An exclusive club of 1092 Brummies immortalised their voices in history this week. An aural clock which will take centre stage at the new Curzon Street HS2 station will chime with the voices of ExtraCare residents as it celebrates the city with a unique new soundscape.

The clock, designed by Turner prize winner Susan Philipsz is made up of ‘ordinary’ voices which will chime every hour. Each chime is represented by a musical note, starting at 1 o’clock with C sharp. The sounds of Station Clock features Birmingham’s diverse population, using different vocal combinations for each hour over a seven-day week.

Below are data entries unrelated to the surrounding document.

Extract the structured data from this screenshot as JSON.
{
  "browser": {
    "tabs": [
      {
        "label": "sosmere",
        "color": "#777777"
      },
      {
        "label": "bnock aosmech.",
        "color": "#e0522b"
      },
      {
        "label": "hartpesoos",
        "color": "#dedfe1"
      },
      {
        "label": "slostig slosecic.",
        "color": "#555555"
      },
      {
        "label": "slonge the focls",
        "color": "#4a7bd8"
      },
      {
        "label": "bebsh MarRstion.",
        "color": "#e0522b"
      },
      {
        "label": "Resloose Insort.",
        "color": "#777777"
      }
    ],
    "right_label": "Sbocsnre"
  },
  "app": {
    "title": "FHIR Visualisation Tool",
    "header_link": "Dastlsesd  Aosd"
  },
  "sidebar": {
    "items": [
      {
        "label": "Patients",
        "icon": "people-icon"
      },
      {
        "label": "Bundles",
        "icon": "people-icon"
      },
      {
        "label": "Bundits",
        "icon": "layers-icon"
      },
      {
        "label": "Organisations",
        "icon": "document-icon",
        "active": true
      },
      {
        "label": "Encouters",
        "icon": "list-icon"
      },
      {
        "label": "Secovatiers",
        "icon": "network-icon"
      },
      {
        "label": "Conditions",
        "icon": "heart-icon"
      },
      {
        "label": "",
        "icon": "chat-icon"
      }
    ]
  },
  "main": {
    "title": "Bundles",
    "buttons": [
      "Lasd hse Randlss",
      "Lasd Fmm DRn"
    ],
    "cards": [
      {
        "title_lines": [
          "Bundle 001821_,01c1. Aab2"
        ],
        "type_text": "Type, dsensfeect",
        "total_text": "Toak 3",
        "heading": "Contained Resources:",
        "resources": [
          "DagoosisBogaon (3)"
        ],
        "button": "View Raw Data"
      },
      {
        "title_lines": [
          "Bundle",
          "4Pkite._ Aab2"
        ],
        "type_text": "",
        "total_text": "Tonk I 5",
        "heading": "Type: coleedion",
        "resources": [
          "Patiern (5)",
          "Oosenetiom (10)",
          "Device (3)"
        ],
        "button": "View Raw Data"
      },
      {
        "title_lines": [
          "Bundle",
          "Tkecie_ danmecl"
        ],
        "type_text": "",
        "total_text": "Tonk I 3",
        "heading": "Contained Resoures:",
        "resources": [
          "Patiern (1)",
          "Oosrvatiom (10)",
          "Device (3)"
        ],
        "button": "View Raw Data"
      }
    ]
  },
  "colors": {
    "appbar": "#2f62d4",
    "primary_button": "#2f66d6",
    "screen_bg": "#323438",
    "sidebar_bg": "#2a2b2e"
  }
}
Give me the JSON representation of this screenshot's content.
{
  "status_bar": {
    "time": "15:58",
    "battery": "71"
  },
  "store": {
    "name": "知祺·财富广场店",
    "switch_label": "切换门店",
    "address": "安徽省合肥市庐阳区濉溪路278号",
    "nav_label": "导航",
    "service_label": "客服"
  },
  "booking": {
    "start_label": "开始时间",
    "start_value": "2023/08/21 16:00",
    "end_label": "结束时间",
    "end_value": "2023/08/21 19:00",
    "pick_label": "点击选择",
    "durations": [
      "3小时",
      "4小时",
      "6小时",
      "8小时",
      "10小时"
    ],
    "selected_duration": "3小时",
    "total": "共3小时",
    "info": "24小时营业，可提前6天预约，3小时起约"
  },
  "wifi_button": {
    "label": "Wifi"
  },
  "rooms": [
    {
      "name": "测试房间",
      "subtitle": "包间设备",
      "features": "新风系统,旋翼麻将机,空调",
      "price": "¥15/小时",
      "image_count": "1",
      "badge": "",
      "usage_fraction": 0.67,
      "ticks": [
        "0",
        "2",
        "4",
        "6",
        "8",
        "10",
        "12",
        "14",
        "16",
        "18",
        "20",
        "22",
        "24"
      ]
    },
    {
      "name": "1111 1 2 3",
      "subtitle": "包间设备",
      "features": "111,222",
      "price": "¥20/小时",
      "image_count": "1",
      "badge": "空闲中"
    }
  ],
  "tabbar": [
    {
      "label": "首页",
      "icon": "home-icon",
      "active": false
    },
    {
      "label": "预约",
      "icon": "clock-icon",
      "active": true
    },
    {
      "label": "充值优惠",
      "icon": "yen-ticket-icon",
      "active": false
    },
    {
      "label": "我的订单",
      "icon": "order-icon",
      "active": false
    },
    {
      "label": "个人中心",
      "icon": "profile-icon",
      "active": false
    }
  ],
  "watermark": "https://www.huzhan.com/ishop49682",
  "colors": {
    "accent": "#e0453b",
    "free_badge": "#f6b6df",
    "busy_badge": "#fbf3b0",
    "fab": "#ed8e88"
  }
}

Recording took place at Royal Birmingham Conservatoire with Hagley Road Village retirees attending on one of the last days of recording. Those involved recorded their voice, which delivered a tone, based on the chromatic scale of which there are 12 tones, each tone representing a number from a clock. The sounds and silences in-between will be part of the artwork, creating a unique experience that unfolds over twenty-four hours, seven days a week.

Local young artist Tom who was offered one of the coveted 1092 slots, volunteered his place for a retiree to share their voice instead. He stated: “For me older people would benefit from sharing their voices more. It’s a chance to leave their legacy in Birmingham.”

Speaking on BBC West Midlands radio with DJ Rakeem Omar, the project’s composer/producer Andy Ingamells said: “The journey has been incredible, trying to collect different voices through workshops. More and more people got involved and it snowballed, we’ve had babies, heavy metal singers, a Hindi singer, it has been great to have such a mix of people assisting. Some people are trained, some have never been trained before, it has been great to listen to how unique Birmingham is, and the different voices in the city.”

Natalie Sidaway, Lifestyle Manager at Hagley Road Village commented: “We feel privileged to have been asked to be a part of this, the residents wonder if they will even be around when the station is estimated to open in several years from now so this way a part of their legacy can live on in the city.”

Friday 17th February was the final date of recording for the landmark public artwork project. The hope is that those who have taken part will be able to visit the sonic sculpture and identify their voice when the station is complete. Birmingham residents and anyone travelling in or out can enjoy the unique piece of art in the city for many decades to come.

Hagley Road Village records for Aural Clock Project